Data section START
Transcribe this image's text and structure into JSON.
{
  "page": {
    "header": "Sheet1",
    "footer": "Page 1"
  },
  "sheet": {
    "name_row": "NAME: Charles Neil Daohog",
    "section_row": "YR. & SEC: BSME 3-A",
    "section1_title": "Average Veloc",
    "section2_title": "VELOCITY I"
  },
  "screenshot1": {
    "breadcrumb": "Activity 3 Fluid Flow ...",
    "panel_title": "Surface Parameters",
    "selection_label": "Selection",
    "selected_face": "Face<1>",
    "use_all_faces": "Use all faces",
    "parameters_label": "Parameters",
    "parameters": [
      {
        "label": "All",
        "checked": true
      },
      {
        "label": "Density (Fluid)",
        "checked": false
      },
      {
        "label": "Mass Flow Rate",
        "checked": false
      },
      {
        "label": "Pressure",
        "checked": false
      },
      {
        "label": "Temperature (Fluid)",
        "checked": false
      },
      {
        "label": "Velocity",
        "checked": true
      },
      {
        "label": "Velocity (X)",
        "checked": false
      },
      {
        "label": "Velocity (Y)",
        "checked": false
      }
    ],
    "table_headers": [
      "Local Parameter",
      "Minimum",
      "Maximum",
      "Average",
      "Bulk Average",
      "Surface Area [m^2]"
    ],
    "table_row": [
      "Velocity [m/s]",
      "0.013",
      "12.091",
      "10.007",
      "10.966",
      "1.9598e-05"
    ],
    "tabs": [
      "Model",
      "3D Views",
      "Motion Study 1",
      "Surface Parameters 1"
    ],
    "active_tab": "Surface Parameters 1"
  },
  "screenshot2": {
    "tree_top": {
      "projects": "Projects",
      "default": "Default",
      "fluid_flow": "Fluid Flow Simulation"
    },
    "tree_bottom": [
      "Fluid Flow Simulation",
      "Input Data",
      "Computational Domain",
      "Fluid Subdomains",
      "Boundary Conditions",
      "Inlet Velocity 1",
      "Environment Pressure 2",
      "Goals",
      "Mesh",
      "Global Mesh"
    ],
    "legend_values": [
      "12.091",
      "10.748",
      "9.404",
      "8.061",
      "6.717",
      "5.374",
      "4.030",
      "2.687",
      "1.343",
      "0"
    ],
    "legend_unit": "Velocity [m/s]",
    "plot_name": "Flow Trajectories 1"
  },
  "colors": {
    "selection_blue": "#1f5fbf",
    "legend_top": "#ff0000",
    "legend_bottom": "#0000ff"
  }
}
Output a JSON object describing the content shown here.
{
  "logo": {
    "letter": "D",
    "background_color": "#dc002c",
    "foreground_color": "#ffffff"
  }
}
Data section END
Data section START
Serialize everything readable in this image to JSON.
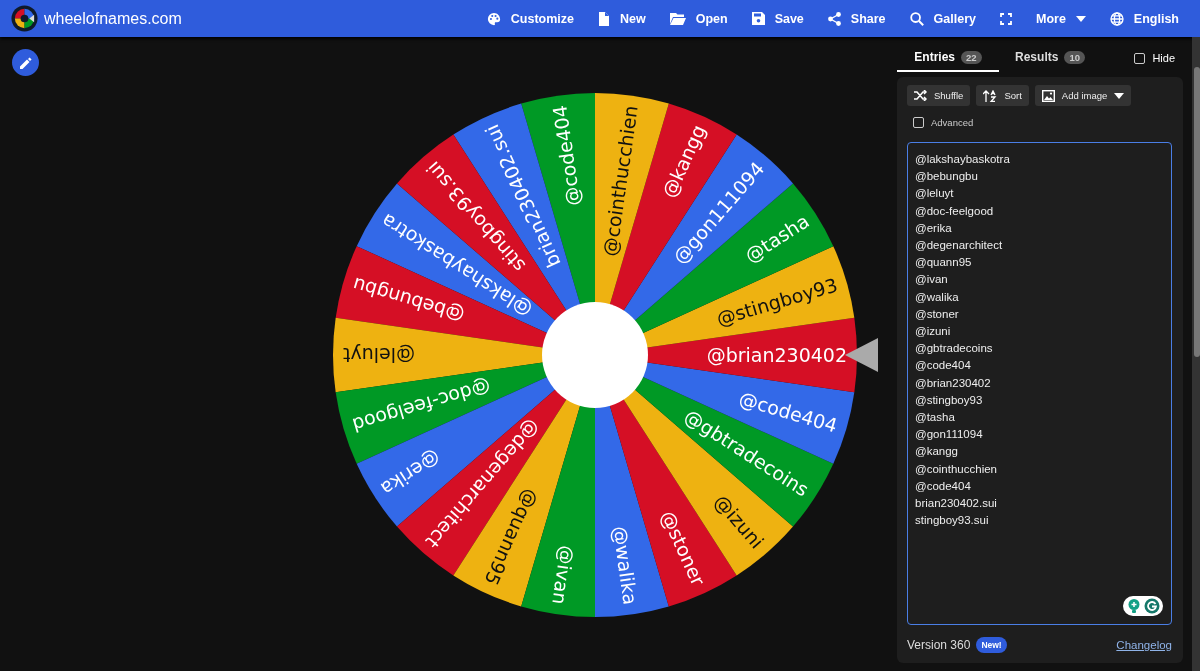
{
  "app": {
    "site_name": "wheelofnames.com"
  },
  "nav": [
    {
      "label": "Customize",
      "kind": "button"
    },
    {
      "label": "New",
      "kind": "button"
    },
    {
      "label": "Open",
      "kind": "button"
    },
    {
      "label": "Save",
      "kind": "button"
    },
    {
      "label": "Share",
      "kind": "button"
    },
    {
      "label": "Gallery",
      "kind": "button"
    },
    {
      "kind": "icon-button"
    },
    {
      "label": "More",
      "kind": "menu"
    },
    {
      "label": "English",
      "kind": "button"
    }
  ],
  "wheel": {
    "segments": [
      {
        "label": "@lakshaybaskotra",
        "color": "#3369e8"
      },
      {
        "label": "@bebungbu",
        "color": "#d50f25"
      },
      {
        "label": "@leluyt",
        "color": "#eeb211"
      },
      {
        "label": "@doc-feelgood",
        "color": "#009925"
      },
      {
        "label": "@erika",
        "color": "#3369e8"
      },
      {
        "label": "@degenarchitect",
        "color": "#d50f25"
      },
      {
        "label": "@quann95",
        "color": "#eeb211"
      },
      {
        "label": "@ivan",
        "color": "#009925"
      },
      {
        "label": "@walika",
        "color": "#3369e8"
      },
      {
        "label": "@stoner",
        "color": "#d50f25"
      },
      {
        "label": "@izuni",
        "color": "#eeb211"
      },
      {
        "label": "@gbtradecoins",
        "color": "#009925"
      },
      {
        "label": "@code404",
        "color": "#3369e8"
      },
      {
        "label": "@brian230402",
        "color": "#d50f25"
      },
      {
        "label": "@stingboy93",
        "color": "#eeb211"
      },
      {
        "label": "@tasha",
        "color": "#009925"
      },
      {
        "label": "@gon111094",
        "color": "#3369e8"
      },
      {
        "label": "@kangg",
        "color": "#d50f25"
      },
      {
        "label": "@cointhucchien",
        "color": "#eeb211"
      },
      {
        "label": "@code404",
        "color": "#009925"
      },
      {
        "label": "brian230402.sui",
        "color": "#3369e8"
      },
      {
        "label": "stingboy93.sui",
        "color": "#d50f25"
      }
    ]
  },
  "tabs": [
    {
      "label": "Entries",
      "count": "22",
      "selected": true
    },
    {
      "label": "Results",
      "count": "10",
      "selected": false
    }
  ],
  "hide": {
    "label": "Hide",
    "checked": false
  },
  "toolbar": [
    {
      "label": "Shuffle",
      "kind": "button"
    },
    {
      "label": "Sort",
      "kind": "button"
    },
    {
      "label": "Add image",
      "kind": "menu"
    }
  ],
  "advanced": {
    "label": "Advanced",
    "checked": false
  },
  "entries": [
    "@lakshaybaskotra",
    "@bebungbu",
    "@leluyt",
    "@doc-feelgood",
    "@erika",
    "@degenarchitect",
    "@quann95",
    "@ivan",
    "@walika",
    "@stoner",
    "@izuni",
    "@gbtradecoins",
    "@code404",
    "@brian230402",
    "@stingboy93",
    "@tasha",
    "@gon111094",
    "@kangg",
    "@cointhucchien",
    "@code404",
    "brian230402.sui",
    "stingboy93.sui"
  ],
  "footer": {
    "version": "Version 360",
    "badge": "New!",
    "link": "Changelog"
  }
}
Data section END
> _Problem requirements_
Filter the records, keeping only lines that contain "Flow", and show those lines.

> _Response area_
    "breadcrumb": "Activity 3 Fluid Flow ...",
        "label": "Mass Flow Rate",
      "fluid_flow": "Fluid Flow Simulation"
      "Fluid Flow Simulation",
    "plot_name": "Flow Trajectories 1"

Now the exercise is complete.